Growing Climate Solutions Act
A bill that won broad bipartisan support in the Senate has yet to will the support of the ranking member of the House Agriculture Committee. Senator Glen Thompson of Pennsylvania wants to hear testimony on the Growing Climate Solutions Act from stakeholders.
Thompson has said the legislation is a “ big-government solution in search of a problem.”
The legislation if passed would direct the USDA to start certifying voluntary carbon credit programs to pay farmers to capture carbon dioxide and sequester it in soil and forestland.
The measure passed with broad bipartisan support in the Senate where Ag Chair Debbie Stabenow of Michigan said it puts producers’ needs first.
Stabenow: “ Bottom line it gives them the opportunity to work with the USDA to design a carbon market that works for them, not Wallstreet.

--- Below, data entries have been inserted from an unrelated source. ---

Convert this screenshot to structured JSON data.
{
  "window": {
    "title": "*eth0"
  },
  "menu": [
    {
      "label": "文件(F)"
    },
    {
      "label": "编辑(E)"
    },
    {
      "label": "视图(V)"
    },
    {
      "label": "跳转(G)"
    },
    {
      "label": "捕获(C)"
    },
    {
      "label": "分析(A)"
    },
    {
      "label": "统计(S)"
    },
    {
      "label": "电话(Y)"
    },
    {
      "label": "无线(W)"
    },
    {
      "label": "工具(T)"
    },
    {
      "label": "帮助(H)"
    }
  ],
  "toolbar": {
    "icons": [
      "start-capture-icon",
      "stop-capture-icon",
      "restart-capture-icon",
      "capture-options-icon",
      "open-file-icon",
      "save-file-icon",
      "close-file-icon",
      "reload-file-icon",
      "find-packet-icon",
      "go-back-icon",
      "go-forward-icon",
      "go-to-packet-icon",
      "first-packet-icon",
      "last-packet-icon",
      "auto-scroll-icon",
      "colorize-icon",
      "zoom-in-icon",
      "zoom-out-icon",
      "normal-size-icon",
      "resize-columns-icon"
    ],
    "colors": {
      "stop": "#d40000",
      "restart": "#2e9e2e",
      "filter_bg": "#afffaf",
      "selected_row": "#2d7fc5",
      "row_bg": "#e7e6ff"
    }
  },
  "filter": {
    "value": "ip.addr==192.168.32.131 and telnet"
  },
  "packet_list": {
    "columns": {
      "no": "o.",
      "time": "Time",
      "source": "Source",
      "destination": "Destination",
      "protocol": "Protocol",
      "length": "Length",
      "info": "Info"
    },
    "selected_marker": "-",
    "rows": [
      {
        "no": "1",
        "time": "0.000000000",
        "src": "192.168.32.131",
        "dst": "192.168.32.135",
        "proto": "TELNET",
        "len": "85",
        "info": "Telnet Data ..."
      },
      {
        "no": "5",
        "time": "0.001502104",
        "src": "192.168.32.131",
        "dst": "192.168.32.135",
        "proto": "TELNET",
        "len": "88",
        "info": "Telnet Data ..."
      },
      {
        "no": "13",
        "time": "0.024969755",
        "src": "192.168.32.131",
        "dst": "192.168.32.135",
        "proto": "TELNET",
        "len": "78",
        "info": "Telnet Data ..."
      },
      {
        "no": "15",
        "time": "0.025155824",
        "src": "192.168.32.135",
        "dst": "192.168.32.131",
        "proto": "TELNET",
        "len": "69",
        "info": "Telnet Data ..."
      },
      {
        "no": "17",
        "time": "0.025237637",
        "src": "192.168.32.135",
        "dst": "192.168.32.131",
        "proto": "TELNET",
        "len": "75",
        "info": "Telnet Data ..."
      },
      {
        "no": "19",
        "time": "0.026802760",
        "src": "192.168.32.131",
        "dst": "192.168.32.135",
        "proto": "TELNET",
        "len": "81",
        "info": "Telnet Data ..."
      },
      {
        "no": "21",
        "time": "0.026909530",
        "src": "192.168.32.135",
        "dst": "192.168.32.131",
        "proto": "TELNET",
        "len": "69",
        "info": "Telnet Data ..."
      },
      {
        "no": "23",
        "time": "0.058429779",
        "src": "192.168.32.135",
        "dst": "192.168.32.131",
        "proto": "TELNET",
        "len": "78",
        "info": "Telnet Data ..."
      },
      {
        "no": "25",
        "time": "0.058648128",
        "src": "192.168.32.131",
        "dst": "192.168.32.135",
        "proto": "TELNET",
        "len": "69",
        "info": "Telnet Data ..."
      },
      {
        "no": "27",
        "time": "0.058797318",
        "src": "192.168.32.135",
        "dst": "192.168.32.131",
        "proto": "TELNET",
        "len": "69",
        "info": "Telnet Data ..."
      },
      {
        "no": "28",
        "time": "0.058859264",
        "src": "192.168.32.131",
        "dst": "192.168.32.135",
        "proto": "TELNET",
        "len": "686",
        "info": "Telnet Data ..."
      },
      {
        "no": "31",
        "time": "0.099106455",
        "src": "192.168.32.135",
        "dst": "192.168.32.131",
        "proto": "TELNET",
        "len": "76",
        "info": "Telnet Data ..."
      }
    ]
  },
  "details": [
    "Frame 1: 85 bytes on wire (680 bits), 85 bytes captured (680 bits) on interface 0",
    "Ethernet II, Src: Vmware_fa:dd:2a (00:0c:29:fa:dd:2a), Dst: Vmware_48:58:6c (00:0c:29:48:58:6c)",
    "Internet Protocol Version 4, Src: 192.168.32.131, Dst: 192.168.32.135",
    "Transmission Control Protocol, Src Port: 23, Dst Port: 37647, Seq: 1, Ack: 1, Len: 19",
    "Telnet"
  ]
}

This bill puts farmers and foresters first.”
But Thompson wants the House Agriculture Committee Chair David Scott of Georgia to allow a hearing on the measure before a vote in the House.

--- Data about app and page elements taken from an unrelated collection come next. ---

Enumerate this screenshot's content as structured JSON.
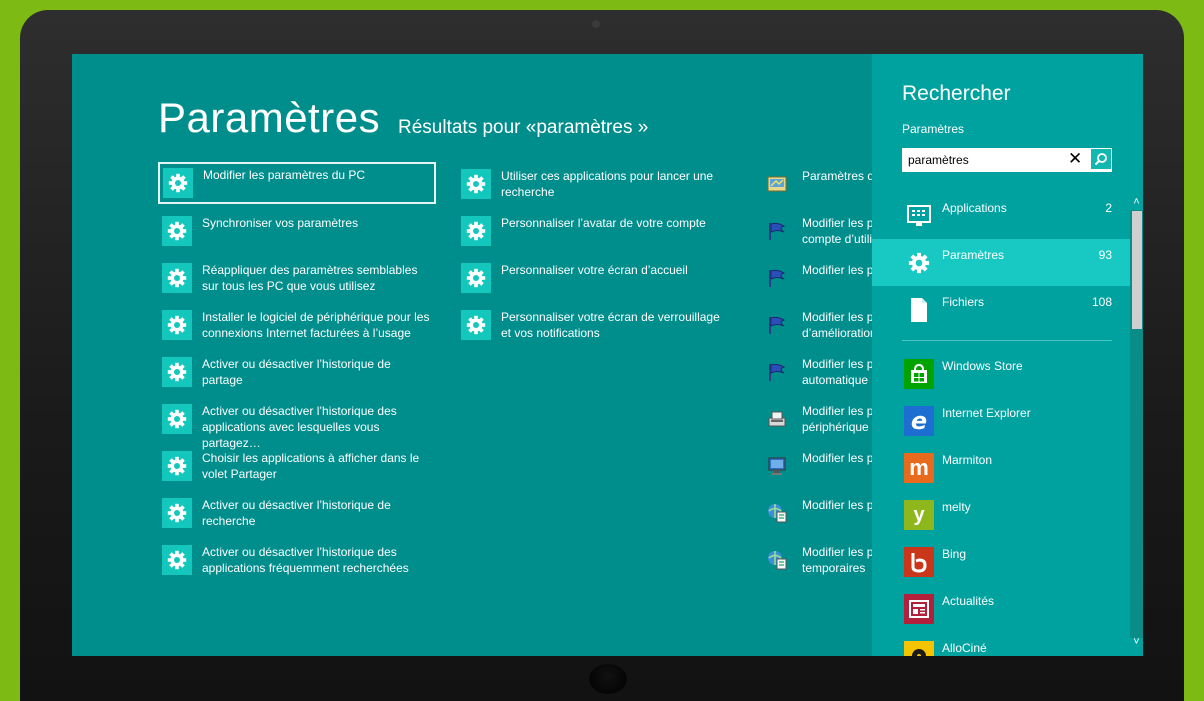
{
  "page": {
    "title": "Paramètres",
    "subtitle": "Résultats pour «paramètres »"
  },
  "results": {
    "column1": [
      {
        "label": "Modifier les paramètres du PC",
        "icon": "gear-icon"
      },
      {
        "label": "Synchroniser vos paramètres",
        "icon": "gear-icon"
      },
      {
        "label": "Réappliquer des paramètres semblables sur tous les PC que vous utilisez",
        "icon": "gear-icon"
      },
      {
        "label": "Installer le logiciel de périphérique pour les connexions Internet facturées à l’usage",
        "icon": "gear-icon"
      },
      {
        "label": "Activer ou désactiver l’historique de partage",
        "icon": "gear-icon"
      },
      {
        "label": "Activer ou désactiver l’historique des applications avec lesquelles vous partagez…",
        "icon": "gear-icon"
      },
      {
        "label": "Choisir les applications à afficher dans le volet Partager",
        "icon": "gear-icon"
      },
      {
        "label": "Activer ou désactiver l’historique de recherche",
        "icon": "gear-icon"
      },
      {
        "label": "Activer ou désactiver l’historique des applications fréquemment recherchées",
        "icon": "gear-icon"
      }
    ],
    "column2": [
      {
        "label": "Utiliser ces applications pour lancer une recherche",
        "icon": "gear-icon"
      },
      {
        "label": "Personnaliser l’avatar de votre compte",
        "icon": "gear-icon"
      },
      {
        "label": "Personnaliser votre écran d’accueil",
        "icon": "gear-icon"
      },
      {
        "label": "Personnaliser votre écran de verrouillage et vos notifications",
        "icon": "gear-icon"
      }
    ],
    "column3": [
      {
        "line1": "Paramètres de",
        "line2": "",
        "icon": "control-panel-icon"
      },
      {
        "line1": "Modifier les pa",
        "line2": "compte d’utili",
        "icon": "action-center-flag-icon"
      },
      {
        "line1": "Modifier les pa",
        "line2": "",
        "icon": "action-center-flag-icon"
      },
      {
        "line1": "Modifier les pa",
        "line2": "d’amélioration",
        "icon": "action-center-flag-icon"
      },
      {
        "line1": "Modifier les pa",
        "line2": "automatique",
        "icon": "action-center-flag-icon"
      },
      {
        "line1": "Modifier les pa",
        "line2": "périphérique",
        "icon": "device-settings-icon"
      },
      {
        "line1": "Modifier les pa",
        "line2": "",
        "icon": "display-icon"
      },
      {
        "line1": "Modifier les pa",
        "line2": "",
        "icon": "internet-options-icon"
      },
      {
        "line1": "Modifier les pa",
        "line2": "temporaires",
        "icon": "internet-options-icon"
      }
    ]
  },
  "search_panel": {
    "title": "Rechercher",
    "scope": "Paramètres",
    "query": "paramètres",
    "scopes": [
      {
        "label": "Applications",
        "count": "2",
        "icon": "applications-icon"
      },
      {
        "label": "Paramètres",
        "count": "93",
        "icon": "gear-icon"
      },
      {
        "label": "Fichiers",
        "count": "108",
        "icon": "file-icon"
      }
    ],
    "apps": [
      {
        "label": "Windows Store",
        "icon": "windows-store-icon",
        "color": "#00a300"
      },
      {
        "label": "Internet Explorer",
        "icon": "internet-explorer-icon",
        "color": "#1c6fd1"
      },
      {
        "label": "Marmiton",
        "icon": "marmiton-icon",
        "color": "#e86a1d"
      },
      {
        "label": "melty",
        "icon": "melty-icon",
        "color": "#8db71c"
      },
      {
        "label": "Bing",
        "icon": "bing-icon",
        "color": "#c9361a"
      },
      {
        "label": "Actualités",
        "icon": "news-icon",
        "color": "#b3203b"
      },
      {
        "label": "AlloCiné",
        "icon": "allocine-icon",
        "color": "#f5c300"
      }
    ]
  },
  "colors": {
    "background": "#008e8d",
    "panel": "#00a2a0",
    "tile": "#14c7bd",
    "outer": "#7dbb14"
  }
}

The Act does not require farmers or ranchers to develop more sustainable practices or participate in carbon offset markets, one reason for its broad appeal.
Thompson says the consequences of government intrusion into voluntary carbon markets have not been adequately explored and Congress should continue educating itself and vetting these issues before legislating.